There are even cat bowls that you can buy that keep drinking water cool for up to 15 hours.

If You Suspect Heatstroke

If you believe your cat has heatstroke, you must do something immediately in order to lower your cat’s body temperature.

Here’s what to do:

  1. Move your cat to a cool and shady place. You may want to wet the area around her, too.
  2. Spray or apply cool water onto her fur and skin (especially her paws)
  3. Use a fan to maximize heat loss.
  4. If your cat is alert enough and able to drink water, give her small amounts frequently.
  5. Get her to the vet as a matter of urgency, even if she appears to be feeling better.

Note: When cooling down your cat, don’t use ice or ice-cold water, as this could make things worse by blocking her circulation.

What The Vet Will Do

If you do have to take your cat to the vet to further help your cat cool down, the vet will probably:

  • Place an IV (intravenous) line into your cat to give her fluids directly. By giving her these fluids, her temperature will lower more effectively. Fluids can also help counter the effects of shock and lower the risk of organ damage.
  • Monitor your cat’s temperature continually until it begins to fall. Once it is stable, your vet will check your cat for signs of organ damage.

Note: Signs of organ damage may not show up for several days, so if your cat is not back to normal within 2 to 3 days, contact your vet again.


To recap, the average healthy cat will typically begin to struggle in temperatures around (and that rise above) 95 degrees F (35 degrees C).

But they won’t allow themselves to get too hot if they can.

Cats leverage a number of different ways to help keep cool. They’ll adapt in their environment.
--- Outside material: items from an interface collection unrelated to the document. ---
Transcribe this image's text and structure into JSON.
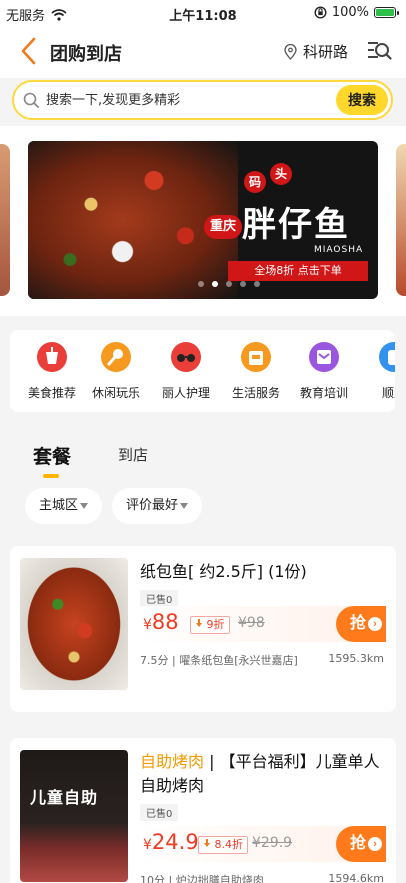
{
  "status_bar": {
    "carrier": "无服务",
    "time": "上午11:08",
    "battery_percent": "100%",
    "battery_level": 1.0
  },
  "header": {
    "title": "团购到店",
    "location": "科研路"
  },
  "search": {
    "placeholder": "搜索一下,发现更多精彩",
    "button_label": "搜索"
  },
  "banner": {
    "badge_1": "码",
    "badge_2": "头",
    "city": "重庆",
    "name": "胖仔鱼",
    "english": "MIAOSHA",
    "offer": "全场8折 点击下单",
    "slide_count": 5,
    "active_slide": 1
  },
  "categories": [
    {
      "label": "美食推荐",
      "icon": "cup-icon",
      "color": "#ea3e38"
    },
    {
      "label": "休闲玩乐",
      "icon": "microphone-icon",
      "color": "#f59a1e"
    },
    {
      "label": "丽人护理",
      "icon": "glasses-icon",
      "color": "#ea3e38"
    },
    {
      "label": "生活服务",
      "icon": "home-service-icon",
      "color": "#f59a1e"
    },
    {
      "label": "教育培训",
      "icon": "book-icon",
      "color": "#9a56df"
    },
    {
      "label": "顺风",
      "icon": "car-icon",
      "color": "#3392f0"
    }
  ],
  "tabs": [
    {
      "label": "套餐",
      "active": true
    },
    {
      "label": "到店",
      "active": false
    }
  ],
  "filters": [
    {
      "label": "主城区"
    },
    {
      "label": "评价最好"
    }
  ],
  "deals": [
    {
      "title_highlight": "",
      "title": "纸包鱼[ 约2.5斤] (1份)",
      "sold": "已售0",
      "price_symbol": "¥",
      "price": "88",
      "discount_icon": "down-arrow-icon",
      "discount": "9折",
      "original_price": "¥98",
      "grab_label": "抢",
      "meta": "7.5分 | 嚁条纸包鱼[永兴世嘉店]",
      "distance": "1595.3km"
    },
    {
      "title_highlight": "自助烤肉",
      "title": " | 【平台福利】儿童单人自助烤肉",
      "sold": "已售0",
      "price_symbol": "¥",
      "price": "24.9",
      "discount_icon": "down-arrow-icon",
      "discount": "8.4折",
      "original_price": "¥29.9",
      "grab_label": "抢",
      "meta": "10分 | 炉边拙膳自助烧肉",
      "distance": "1594.6km",
      "thumb_text": "儿童自助"
    }
  ]
}
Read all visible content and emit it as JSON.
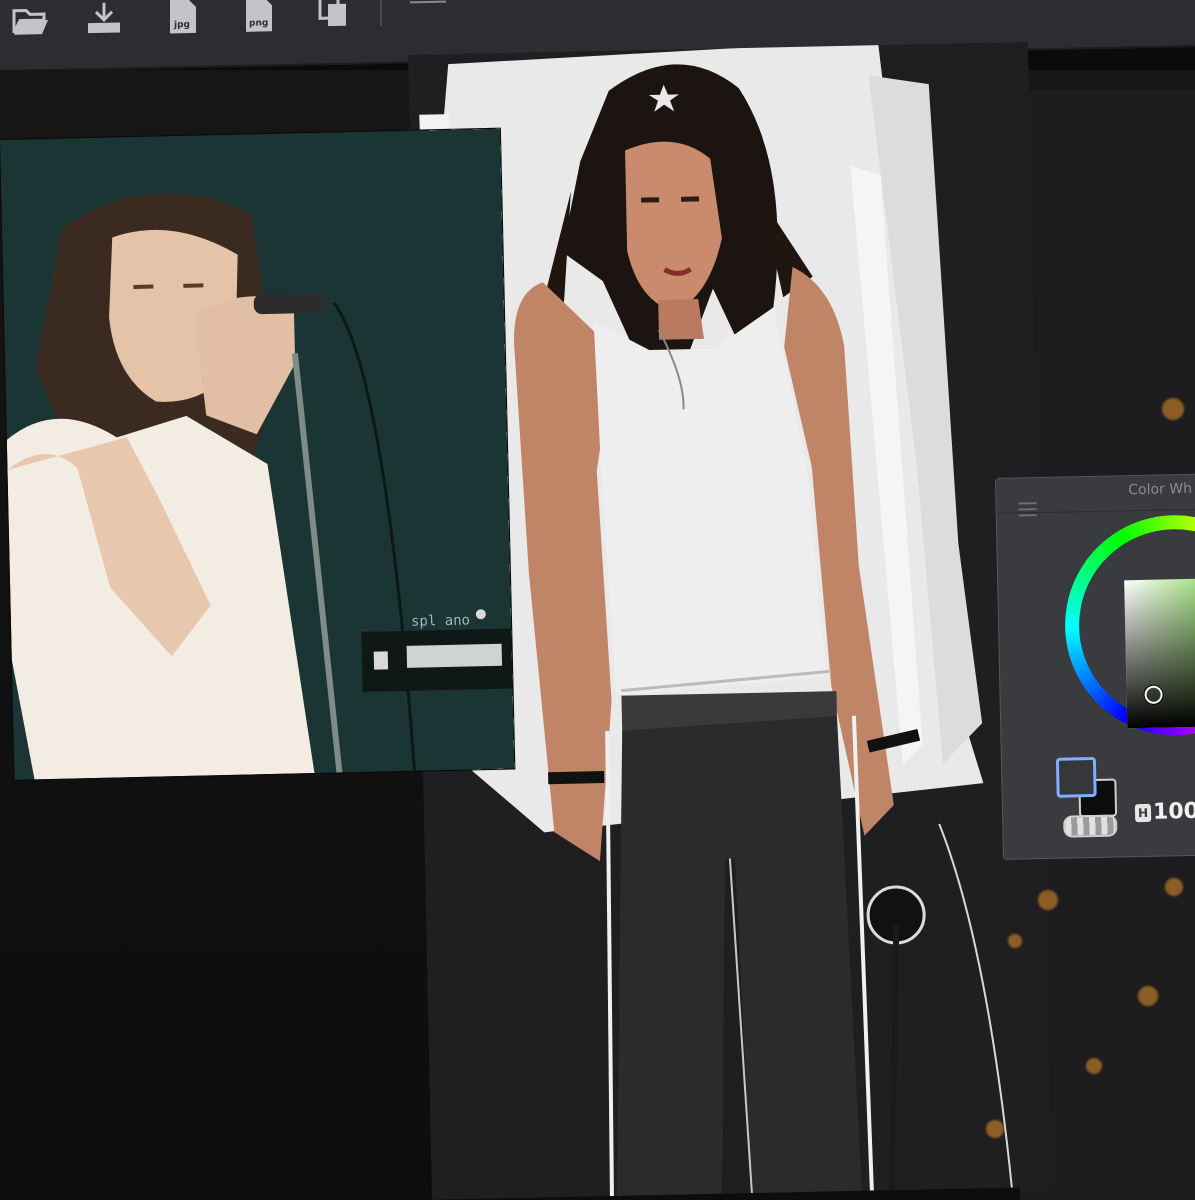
{
  "toolbar": {
    "icons": [
      "open-folder-icon",
      "download-icon",
      "export-jpg-icon",
      "export-png-icon",
      "copy-icon"
    ],
    "jpg_label": "jpg",
    "png_label": "png"
  },
  "reference_photo": {
    "amp_label": "spl ano"
  },
  "color_panel": {
    "title": "Color Wh",
    "h_badge": "H",
    "opacity_value": "100",
    "foreground_color": "#36373b",
    "background_color": "#0d0d0d"
  },
  "colors": {
    "toolbar_bg": "#2c2d30",
    "workspace_bg": "#101011",
    "panel_bg": "#3a3b3f",
    "accent_selection": "#7fb0ff"
  }
}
But that doesn’t mean that there are not things that you can do to support them further.

Nor does it mean that we should blindly accept and assume our cats will be okay in the heat.

So do keep an eye on your cat.

Be mindful of factors such as their age, health status, hydration levels, and behaviour.

And do all you can to keep them out of the heat of the sun.

But if in doubt, unable to keep them cool, or suspect heatstroke, be ready to get on the phone to a vet.

Related Questions

What outdoor temperature is too hot for cats?

Outdoor temperatures that exceed 100 degrees F (37 degrees C) are considered too hot for cats.

What indoor temperature is too hot for cats?

Indoor temperatures that exceed 100 degrees F (37 degrees C) are considered too hot for cats.

Is 80 degrees too hot for cats

80 degrees is considered an ideal temperature for most breeds of healthy cat.

Is 85 degrees too hot for a cat

85 degrees is considered an ideal temperature for most breeds of healthy cat.

Related Guides: